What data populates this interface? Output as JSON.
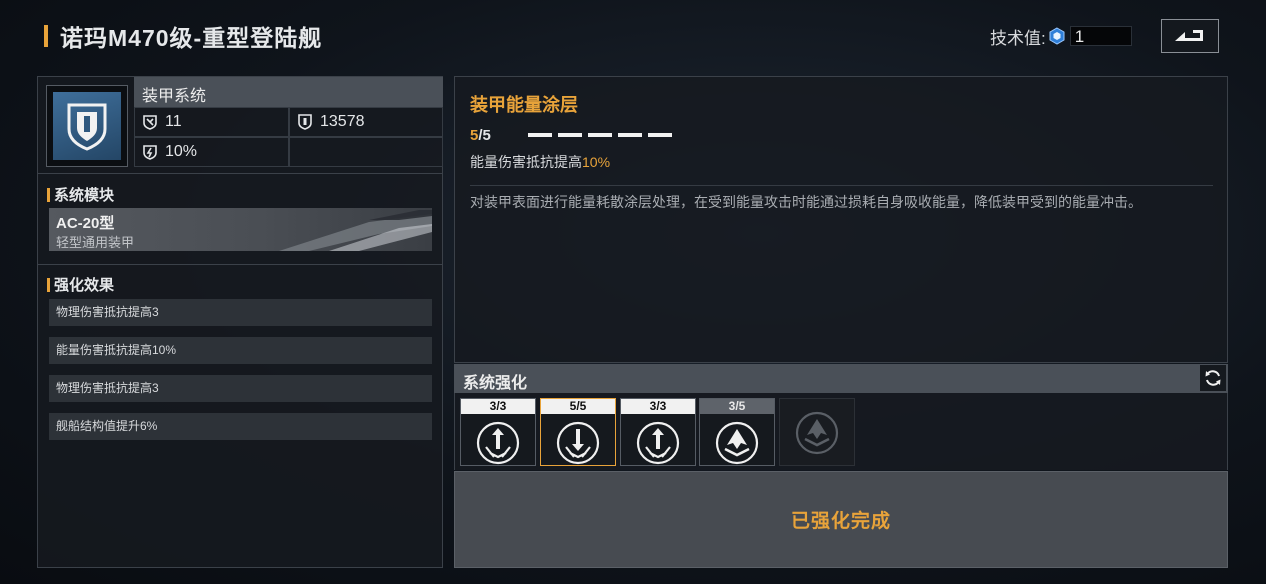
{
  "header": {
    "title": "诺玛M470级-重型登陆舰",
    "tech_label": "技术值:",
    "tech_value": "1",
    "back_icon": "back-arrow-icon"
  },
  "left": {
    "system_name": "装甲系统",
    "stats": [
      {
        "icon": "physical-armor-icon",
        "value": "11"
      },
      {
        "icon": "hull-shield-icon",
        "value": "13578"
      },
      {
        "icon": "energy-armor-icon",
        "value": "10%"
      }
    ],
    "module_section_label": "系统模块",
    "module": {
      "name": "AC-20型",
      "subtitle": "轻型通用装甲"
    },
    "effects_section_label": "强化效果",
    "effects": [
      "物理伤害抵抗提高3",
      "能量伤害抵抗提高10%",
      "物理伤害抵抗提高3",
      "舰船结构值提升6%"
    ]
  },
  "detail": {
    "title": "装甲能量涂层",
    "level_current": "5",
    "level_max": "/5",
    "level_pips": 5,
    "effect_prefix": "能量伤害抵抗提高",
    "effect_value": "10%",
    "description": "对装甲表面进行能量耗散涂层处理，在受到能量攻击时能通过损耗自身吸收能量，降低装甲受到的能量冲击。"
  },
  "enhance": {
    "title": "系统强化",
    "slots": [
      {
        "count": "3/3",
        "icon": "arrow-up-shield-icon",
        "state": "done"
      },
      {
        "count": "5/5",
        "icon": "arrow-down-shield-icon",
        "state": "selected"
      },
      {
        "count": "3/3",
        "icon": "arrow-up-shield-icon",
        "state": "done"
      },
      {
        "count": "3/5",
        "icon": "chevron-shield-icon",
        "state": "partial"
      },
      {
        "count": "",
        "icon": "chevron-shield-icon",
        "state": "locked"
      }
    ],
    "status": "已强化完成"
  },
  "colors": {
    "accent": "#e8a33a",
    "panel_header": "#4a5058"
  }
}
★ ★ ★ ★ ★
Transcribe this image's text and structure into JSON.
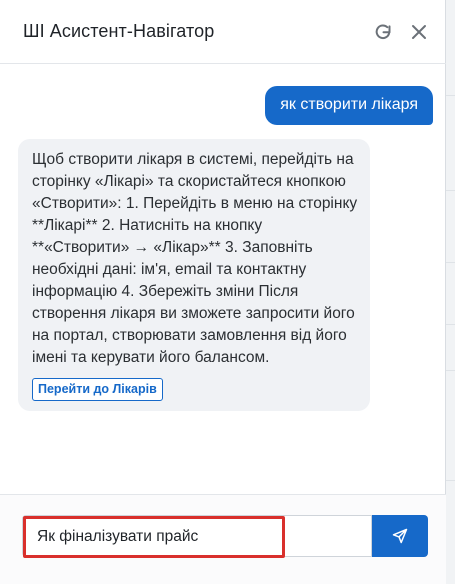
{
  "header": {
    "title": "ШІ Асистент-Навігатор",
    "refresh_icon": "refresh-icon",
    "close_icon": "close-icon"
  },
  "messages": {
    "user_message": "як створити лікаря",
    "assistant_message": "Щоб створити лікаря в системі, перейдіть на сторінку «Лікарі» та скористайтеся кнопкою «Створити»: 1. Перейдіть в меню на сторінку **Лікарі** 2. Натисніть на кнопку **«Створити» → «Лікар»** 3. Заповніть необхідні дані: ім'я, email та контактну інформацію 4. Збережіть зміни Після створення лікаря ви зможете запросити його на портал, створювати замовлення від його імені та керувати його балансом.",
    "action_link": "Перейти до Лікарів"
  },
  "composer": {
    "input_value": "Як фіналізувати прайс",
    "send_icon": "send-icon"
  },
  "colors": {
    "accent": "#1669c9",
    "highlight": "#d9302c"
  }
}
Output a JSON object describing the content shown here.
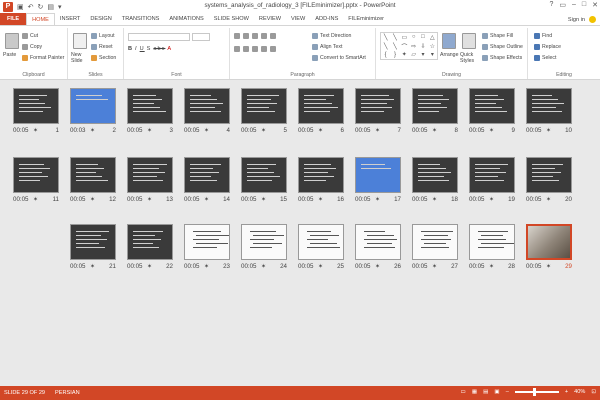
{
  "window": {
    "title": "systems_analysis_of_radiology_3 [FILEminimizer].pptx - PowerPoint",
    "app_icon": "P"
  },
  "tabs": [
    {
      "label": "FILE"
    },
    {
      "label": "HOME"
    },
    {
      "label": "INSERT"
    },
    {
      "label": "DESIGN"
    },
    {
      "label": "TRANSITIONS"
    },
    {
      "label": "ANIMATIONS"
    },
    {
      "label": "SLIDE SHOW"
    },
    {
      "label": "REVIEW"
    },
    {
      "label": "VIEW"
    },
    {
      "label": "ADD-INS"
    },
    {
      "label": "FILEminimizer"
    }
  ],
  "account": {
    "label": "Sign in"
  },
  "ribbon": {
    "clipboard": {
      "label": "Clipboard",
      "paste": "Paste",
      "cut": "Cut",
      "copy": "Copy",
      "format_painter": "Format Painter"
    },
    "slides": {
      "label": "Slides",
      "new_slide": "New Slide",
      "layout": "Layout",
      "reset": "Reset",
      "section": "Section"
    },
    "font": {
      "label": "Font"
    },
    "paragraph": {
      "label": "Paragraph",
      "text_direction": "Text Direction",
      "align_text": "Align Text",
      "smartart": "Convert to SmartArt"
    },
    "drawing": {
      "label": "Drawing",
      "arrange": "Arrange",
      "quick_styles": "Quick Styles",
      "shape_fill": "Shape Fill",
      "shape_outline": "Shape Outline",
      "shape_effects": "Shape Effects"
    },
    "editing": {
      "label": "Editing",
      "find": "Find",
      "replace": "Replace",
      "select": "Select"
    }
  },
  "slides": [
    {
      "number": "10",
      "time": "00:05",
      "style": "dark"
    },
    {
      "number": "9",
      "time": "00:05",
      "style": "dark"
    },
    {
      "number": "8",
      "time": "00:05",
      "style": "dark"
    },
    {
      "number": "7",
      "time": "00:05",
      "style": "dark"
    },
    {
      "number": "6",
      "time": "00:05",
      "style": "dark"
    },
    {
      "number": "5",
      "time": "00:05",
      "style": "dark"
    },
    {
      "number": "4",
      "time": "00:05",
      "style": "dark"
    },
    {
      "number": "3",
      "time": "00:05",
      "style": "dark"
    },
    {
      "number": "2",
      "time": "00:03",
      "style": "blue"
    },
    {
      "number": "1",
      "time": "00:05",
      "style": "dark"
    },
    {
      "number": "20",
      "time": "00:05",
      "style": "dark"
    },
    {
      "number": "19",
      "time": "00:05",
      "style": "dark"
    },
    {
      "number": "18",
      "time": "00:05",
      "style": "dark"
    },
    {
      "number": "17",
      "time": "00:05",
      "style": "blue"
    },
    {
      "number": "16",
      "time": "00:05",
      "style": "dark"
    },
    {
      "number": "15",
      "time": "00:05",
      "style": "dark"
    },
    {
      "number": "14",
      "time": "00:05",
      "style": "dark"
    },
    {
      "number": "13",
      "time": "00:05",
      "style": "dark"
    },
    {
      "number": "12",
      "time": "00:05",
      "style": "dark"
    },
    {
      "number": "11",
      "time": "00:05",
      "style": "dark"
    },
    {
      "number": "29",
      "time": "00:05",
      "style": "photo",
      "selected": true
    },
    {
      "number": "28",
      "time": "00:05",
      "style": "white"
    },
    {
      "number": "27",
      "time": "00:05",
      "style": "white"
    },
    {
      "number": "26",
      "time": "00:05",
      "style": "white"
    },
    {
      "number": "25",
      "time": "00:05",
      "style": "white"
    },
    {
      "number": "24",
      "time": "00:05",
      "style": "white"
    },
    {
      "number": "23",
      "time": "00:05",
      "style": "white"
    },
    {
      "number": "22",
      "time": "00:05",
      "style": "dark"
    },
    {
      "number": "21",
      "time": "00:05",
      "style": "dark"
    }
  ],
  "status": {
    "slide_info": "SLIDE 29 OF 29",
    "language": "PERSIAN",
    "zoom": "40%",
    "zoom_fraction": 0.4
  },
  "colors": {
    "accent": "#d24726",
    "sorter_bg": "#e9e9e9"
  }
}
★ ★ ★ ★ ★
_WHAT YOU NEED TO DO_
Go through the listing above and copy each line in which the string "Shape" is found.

_TASK RESPONSE_
      "shape_fill": "Shape Fill",
      "shape_outline": "Shape Outline",
      "shape_effects": "Shape Effects"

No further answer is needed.